Newly discovered dinosaur footprints reveal they once roamed Scottish lagoon

Researchers recently uncovered Scotland's largest dinosaur site when they came across hundreds of dinosaur footprints dating as far back as 170 million years. The site was found near the Isle of Skye, along the nation's shore, with data indicating the footprints were left in the Middle Jurassic period, when the area was a sandy, saltwater lagoon. Not only do scientists know what kind of dinosaur left the footprints, but that they were likely walking in shallow water when the prints were made.

The study, published in the Scottish Journal of Geology, indicated that the footprints were much larger than those left by something like a T. Rex, measuring roughly 70 centimeters across. Steve Brusatte, the study's lead researcher and a University of Edinburgh paleontologist, revealed that it was probably early sauropods that walked the ancient lagoon.

Sauropods were large, four-legged dinosaurs with long necks that are believed to weigh over 20 tons and be as tall as a 7-story building. "These footprints were made in a lagoon, which is a pretty interesting environment for dinosaurs. We can tell that they were making these footprints while they were walking underwater — probably shallow water," Brusatte said.

The researchers say there were able to identify at least three layers of footprints, meaning there were several generations of the dinosaur to walk through the lagoon.
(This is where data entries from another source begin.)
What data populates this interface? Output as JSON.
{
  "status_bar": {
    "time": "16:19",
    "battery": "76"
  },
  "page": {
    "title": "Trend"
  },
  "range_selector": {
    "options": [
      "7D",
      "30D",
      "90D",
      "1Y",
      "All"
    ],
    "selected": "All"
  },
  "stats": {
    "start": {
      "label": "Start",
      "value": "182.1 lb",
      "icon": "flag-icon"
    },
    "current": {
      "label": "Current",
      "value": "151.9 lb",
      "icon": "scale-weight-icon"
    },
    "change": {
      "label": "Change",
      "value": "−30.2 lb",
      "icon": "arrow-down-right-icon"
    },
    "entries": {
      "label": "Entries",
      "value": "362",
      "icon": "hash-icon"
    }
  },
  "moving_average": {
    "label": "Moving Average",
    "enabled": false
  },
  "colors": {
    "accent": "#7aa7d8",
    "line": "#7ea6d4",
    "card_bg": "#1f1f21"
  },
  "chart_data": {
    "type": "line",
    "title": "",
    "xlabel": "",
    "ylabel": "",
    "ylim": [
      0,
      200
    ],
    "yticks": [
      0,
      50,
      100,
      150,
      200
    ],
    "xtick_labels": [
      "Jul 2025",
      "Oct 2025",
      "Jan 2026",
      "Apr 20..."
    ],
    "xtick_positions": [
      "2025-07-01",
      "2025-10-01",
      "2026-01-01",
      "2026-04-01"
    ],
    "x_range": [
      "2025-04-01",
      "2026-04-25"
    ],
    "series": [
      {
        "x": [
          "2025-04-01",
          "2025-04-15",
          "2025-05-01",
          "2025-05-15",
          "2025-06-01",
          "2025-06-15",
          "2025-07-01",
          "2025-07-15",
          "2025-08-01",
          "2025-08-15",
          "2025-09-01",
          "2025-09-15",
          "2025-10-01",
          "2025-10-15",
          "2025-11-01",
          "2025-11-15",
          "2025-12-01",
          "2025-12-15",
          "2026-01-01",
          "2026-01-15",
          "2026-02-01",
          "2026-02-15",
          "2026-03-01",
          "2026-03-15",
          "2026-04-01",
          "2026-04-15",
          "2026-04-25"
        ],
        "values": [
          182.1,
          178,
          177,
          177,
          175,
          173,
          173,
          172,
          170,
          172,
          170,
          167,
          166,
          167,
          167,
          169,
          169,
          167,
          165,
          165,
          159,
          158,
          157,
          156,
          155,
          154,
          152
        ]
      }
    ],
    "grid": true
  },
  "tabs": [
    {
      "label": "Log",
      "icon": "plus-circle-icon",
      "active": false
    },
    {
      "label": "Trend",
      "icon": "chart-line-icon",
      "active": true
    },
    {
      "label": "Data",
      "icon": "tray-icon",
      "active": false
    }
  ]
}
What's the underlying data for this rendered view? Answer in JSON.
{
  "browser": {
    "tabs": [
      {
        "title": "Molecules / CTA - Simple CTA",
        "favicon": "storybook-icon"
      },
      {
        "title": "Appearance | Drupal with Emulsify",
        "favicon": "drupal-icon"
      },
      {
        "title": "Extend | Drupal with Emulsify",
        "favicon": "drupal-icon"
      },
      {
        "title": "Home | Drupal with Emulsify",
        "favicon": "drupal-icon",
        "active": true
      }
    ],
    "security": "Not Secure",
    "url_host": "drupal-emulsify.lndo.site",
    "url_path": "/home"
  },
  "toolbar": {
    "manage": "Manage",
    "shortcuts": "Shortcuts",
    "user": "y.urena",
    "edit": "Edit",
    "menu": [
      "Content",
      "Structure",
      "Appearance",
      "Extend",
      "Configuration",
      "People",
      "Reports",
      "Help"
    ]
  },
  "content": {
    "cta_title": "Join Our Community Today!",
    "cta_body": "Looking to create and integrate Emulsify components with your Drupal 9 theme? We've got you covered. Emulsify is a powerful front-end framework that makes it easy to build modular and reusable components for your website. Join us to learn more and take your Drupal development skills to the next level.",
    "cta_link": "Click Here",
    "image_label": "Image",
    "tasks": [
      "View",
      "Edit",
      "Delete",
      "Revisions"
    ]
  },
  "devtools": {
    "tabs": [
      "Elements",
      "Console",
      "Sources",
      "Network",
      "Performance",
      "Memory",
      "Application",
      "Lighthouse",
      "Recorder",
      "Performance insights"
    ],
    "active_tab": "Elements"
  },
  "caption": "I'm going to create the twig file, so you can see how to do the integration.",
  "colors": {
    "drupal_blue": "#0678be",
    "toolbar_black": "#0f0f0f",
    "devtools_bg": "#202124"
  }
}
This discovery is significant because it help scientists better understand how early sauropods roamed the region, and that they lived closer to the water than previously thought; "these dinosaurs weren't swimmers but they would have been moving around knee-deep in this brackish lagoon."

SOURCE Scottish Journal of Geology